The latest severe blow to women’s rights under a Taliban administration that has all but reinstituted the strict rule the group maintained during its first stretch in power during the 1990s came on Tuesday when the Afghan government banned women from attending private and public universities, according to officials. This move was the latest in a series of severe blows to women’s rights.
The move also confirms that the Taliban’s leadership has cast aside any intention to moderate. In recent weeks, the newly elected administration has imposed Sharia law, carried out public floggings around the nation, and carried out at least one public execution.
All of this is likely to put at risk the infusion of urgently needed humanitarian help that has brought Afghanistan back from the brink of hunger even as the country struggles to recover from a catastrophic economic collapse.
Afghan women who had been raised in an era of relative opportunity, but who have seen those rights gradually eroded ever since the Western-backed government collapsed in the late summer of 2021, were devastated by the news that was delivered in a letter from the higher education ministry on Tuesday and confirmed by the ministry’s spokesman to The New York Times.
The new administration reneged on pledges made in March to enable females to attend public high schools, with authorities stating they needed more time to establish a plan for the schools to reopen in line with Islamic law. However, the government did vow to allow boys to attend public high schools. Because colleges maintained their policy of allowing women to enrol in courses, many young women who were still in high school maintained the belief that their schools would eventually be allowed to reopen.
19-year-old Farhanaz, who asked to be identified only by her first name out of fear of retribution, stated that after the Taliban took power in Afghanistan a year ago, she nearly lost her motivation to study as she watched the new government roll out a flood of edicts rolling back women’s freedoms. She said she feared for her safety as she watched the new government roll out the edicts.
Girls were not allowed into high schools, and women were not permitted in public areas such as parks. Women who were seen out in public without full body coverings, such as burqas and headpieces, were publicly reprimanded by members of a morality police force that had taken to the streets.

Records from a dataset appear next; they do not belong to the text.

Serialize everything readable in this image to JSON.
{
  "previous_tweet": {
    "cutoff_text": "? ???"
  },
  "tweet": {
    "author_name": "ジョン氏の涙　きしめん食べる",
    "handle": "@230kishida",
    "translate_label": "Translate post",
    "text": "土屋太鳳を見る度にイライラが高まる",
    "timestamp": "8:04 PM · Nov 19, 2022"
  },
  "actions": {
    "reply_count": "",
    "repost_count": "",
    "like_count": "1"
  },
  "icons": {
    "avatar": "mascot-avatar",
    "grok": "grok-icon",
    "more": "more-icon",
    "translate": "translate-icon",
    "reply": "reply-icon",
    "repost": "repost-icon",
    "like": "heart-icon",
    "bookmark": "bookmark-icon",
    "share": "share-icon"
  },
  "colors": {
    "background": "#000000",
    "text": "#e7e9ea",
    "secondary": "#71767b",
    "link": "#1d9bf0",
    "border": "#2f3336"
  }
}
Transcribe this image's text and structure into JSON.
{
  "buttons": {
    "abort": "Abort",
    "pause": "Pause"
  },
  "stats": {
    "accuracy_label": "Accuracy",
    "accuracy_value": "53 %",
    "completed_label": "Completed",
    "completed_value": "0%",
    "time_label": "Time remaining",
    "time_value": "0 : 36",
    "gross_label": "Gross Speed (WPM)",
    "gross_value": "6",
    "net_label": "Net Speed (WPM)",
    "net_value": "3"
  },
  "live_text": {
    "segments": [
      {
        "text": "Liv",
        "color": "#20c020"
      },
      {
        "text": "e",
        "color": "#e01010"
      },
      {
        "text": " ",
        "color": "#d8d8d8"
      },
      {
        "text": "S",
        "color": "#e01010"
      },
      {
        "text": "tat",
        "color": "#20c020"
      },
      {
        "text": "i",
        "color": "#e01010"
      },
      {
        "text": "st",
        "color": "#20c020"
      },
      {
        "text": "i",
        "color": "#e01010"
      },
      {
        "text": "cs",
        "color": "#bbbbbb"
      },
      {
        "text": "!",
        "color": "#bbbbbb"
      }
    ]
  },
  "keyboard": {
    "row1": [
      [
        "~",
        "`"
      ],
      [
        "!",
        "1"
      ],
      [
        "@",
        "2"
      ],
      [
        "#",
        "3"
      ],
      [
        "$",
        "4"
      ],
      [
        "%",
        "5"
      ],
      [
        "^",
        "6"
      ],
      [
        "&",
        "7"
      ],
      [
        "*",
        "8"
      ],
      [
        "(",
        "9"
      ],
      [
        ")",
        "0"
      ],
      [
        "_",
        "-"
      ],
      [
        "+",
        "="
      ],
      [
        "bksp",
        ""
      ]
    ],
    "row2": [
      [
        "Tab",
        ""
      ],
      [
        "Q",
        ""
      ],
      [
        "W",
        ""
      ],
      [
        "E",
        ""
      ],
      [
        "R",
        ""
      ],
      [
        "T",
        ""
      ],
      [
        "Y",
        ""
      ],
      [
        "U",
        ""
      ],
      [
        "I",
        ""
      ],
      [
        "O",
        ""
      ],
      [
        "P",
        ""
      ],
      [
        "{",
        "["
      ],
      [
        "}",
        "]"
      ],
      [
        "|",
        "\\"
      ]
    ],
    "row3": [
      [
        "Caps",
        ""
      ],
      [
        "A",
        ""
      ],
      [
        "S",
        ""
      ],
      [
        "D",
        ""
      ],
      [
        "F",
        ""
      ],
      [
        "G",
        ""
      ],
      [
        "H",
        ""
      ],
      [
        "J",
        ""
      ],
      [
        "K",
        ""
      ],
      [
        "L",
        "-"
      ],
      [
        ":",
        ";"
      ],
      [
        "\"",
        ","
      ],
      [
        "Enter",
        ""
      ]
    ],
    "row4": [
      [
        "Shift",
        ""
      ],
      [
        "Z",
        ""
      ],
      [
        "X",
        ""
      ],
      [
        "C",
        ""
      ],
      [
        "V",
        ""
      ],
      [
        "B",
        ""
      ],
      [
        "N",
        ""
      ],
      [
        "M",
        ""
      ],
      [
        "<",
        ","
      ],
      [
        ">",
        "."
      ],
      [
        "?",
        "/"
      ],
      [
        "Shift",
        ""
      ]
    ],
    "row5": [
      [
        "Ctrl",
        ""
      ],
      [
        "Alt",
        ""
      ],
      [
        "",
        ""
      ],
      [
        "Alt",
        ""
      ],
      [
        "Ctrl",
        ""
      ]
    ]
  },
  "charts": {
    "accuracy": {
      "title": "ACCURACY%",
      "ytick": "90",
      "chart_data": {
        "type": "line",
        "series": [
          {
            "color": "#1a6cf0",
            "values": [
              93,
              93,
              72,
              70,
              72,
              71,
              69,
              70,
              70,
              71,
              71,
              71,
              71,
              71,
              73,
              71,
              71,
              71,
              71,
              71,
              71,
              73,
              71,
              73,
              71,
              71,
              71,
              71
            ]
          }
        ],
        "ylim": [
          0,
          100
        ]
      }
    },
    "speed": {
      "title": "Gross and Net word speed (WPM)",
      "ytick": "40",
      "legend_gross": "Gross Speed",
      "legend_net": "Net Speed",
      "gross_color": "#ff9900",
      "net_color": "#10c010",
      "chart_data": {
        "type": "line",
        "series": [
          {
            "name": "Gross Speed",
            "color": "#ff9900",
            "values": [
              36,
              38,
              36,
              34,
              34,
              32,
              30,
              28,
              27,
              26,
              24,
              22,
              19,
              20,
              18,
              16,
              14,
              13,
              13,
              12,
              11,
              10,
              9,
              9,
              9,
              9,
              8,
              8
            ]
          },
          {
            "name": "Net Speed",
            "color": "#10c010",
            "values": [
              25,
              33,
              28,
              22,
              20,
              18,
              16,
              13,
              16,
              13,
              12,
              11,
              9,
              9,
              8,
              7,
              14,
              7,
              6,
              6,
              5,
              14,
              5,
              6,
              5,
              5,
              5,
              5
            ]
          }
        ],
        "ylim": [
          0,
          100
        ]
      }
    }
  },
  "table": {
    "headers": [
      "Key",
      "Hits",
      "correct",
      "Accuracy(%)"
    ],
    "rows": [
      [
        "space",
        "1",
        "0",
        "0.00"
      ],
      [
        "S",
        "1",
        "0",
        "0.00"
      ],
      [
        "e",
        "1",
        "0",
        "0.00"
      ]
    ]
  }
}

According to Farhanaz, she and her friends had clung to the hope that the new government would eventually return to its early pledges to moderate and allow women to retain a place in society. This was the case even though officials were working hard to gain international recognition for their administration.
Then, on Tuesday, a letter written by Hafez Ziaullah Hashemi, the spokesperson for the Ministry of Higher Education, started circulating on social media. The letter instructed private and public colleges to stop allowing women to attend university lectures until further notice. Mr. Hashemi said that the decision was taken by the cabinet of the new administration and required universities to notify the ministry after they had dismissed all female students. He also stated that the decision was made by the new government.
The information was heartbreaking for both Farhanaz and her sister, who is 18 years old and had just been admitted to a psychology programme at a university. She stated that her sister had shut herself in her room and was bawling her eyes out after hearing the news.
While the rest of the world was learning about the most recent conservative government ruling, another decision was being made: Mr. Price reported that Afghan officials had released two Americans who had been detained in the country in what appeared to be a gesture of good will toward the United States. Mr. Price did not reveal the identities of the liberated Americans, and he said that their release was not the result of a prisoner or detainee exchange, nor was there any ransom or money involved in the matter.
The ruling on women’s rights was additional evidence that ideological hard-liners within the Taliban movement are exerting their influence over those who have urged moderation and engagement with the international community. This was demonstrated by the fact that those who urged moderation and engagement with the international community were overruled by the ruling.
Since the first month of Taliban governance began in August of last year, initial promises by officials to preserve the right to education and employment for women have given way to increasingly conservative edicts. These increasingly conservative edicts have been issued by Sheikh Haibatullah Akhundzada, the supreme leader of the Taliban movement.
Sheikh Haibatullah, who is located in Kandahar, the southern stronghold of the Taliban organisation, has nominated loyalists to government offices (including the ministries of education and higher education), and he has sought advice from clerics who adhere to an ultraconservative ideology.